# Work request
Go through the data and copy every line in which "JSON" appears.

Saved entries
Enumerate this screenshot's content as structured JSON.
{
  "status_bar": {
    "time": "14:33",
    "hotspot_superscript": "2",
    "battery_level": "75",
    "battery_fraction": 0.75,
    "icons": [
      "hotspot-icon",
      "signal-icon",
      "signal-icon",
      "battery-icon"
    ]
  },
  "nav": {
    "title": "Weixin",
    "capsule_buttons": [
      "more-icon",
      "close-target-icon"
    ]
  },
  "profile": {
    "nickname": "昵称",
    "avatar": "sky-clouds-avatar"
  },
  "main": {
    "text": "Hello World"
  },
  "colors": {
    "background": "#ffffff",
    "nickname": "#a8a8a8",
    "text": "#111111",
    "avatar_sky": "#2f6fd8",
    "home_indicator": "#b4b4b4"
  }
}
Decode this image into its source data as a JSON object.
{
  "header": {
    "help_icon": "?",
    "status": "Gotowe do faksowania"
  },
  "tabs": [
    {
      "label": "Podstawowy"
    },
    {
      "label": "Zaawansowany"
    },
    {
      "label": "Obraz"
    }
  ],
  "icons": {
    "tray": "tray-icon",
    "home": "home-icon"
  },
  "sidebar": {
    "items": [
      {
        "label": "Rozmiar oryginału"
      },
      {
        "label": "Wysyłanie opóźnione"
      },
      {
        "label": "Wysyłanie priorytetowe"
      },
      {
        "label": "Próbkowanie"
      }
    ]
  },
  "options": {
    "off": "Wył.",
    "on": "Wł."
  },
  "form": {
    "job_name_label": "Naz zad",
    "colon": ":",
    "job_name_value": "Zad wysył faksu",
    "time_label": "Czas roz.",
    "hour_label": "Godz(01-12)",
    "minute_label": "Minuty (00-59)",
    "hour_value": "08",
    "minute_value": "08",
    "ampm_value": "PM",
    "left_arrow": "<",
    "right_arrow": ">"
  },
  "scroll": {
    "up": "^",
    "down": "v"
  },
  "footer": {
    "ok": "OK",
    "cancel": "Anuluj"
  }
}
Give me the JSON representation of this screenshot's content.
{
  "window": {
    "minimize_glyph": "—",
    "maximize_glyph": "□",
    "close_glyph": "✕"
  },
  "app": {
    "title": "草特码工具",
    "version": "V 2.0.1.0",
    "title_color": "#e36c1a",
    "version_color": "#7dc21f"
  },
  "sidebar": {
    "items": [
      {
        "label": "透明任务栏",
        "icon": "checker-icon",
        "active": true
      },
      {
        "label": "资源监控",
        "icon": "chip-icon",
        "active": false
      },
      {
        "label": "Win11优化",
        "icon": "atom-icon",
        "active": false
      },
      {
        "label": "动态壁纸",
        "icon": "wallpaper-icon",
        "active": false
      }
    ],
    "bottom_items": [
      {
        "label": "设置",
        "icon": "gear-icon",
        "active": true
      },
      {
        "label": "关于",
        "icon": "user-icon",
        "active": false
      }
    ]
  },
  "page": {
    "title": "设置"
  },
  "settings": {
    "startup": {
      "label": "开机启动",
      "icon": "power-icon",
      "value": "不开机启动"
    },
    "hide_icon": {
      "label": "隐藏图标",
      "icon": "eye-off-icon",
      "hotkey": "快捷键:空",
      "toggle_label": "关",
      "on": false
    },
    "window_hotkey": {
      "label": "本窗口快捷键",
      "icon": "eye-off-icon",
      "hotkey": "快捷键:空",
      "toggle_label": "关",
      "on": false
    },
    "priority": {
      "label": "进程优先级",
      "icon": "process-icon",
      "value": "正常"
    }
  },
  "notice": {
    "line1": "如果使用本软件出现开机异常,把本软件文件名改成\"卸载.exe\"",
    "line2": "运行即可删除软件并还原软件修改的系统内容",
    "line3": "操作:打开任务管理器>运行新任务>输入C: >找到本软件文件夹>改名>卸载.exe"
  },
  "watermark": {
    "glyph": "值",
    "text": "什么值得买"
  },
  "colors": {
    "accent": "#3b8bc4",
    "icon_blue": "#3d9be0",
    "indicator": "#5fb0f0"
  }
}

# Solution to the problem
Enumerate this screenshot's content as structured JSON.
Decode this image into its source data as a JSON object.
Give me the JSON representation of this screenshot's content.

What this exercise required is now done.